Directions:
In your answer, set down the records below exactly as they stand, omitting pictures.

Data records for software interfaces
—————

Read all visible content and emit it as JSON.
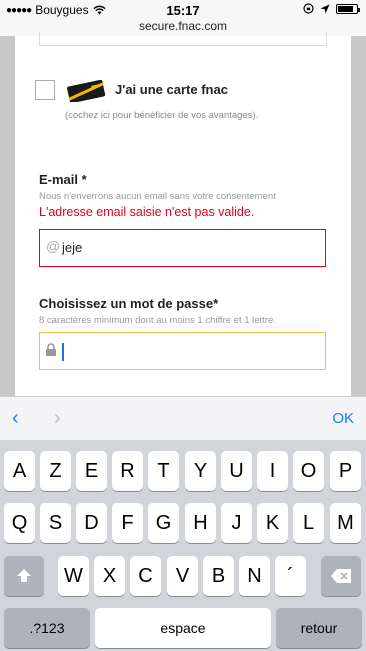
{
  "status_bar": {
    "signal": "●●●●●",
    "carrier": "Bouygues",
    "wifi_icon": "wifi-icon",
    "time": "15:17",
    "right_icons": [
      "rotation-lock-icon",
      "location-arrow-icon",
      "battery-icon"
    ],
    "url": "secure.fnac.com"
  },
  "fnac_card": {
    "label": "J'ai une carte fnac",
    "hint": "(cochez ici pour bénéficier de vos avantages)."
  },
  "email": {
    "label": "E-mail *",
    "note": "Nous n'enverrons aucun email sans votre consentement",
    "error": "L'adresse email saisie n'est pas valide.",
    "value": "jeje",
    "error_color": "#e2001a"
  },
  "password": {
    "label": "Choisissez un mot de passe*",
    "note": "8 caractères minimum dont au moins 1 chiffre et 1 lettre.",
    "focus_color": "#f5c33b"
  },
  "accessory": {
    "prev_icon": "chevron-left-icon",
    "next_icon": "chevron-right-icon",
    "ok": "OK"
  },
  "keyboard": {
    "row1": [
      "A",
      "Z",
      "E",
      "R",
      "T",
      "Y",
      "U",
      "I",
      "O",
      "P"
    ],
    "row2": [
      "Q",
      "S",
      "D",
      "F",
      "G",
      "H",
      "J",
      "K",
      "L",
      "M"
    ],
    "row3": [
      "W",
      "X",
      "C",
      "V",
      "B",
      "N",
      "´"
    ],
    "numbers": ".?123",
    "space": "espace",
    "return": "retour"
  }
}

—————

Result of the task:
Read all visible content and emit it as JSON.
{
  "status_bar": {
    "signal": "●●●●●",
    "carrier": "Bouygues",
    "wifi_icon": "wifi-icon",
    "time": "15:17",
    "right_icons": [
      "rotation-lock-icon",
      "location-arrow-icon",
      "battery-icon"
    ],
    "url": "secure.fnac.com"
  },
  "fnac_card": {
    "label": "J'ai une carte fnac",
    "hint": "(cochez ici pour bénéficier de vos avantages)."
  },
  "email": {
    "label": "E-mail *",
    "note": "Nous n'enverrons aucun email sans votre consentement",
    "error": "L'adresse email saisie n'est pas valide.",
    "value": "jeje",
    "error_color": "#e2001a"
  },
  "password": {
    "label": "Choisissez un mot de passe*",
    "note": "8 caractères minimum dont au moins 1 chiffre et 1 lettre.",
    "focus_color": "#f5c33b"
  },
  "accessory": {
    "prev_icon": "chevron-left-icon",
    "next_icon": "chevron-right-icon",
    "ok": "OK"
  },
  "keyboard": {
    "row1": [
      "A",
      "Z",
      "E",
      "R",
      "T",
      "Y",
      "U",
      "I",
      "O",
      "P"
    ],
    "row2": [
      "Q",
      "S",
      "D",
      "F",
      "G",
      "H",
      "J",
      "K",
      "L",
      "M"
    ],
    "row3": [
      "W",
      "X",
      "C",
      "V",
      "B",
      "N",
      "´"
    ],
    "numbers": ".?123",
    "space": "espace",
    "return": "retour"
  }
}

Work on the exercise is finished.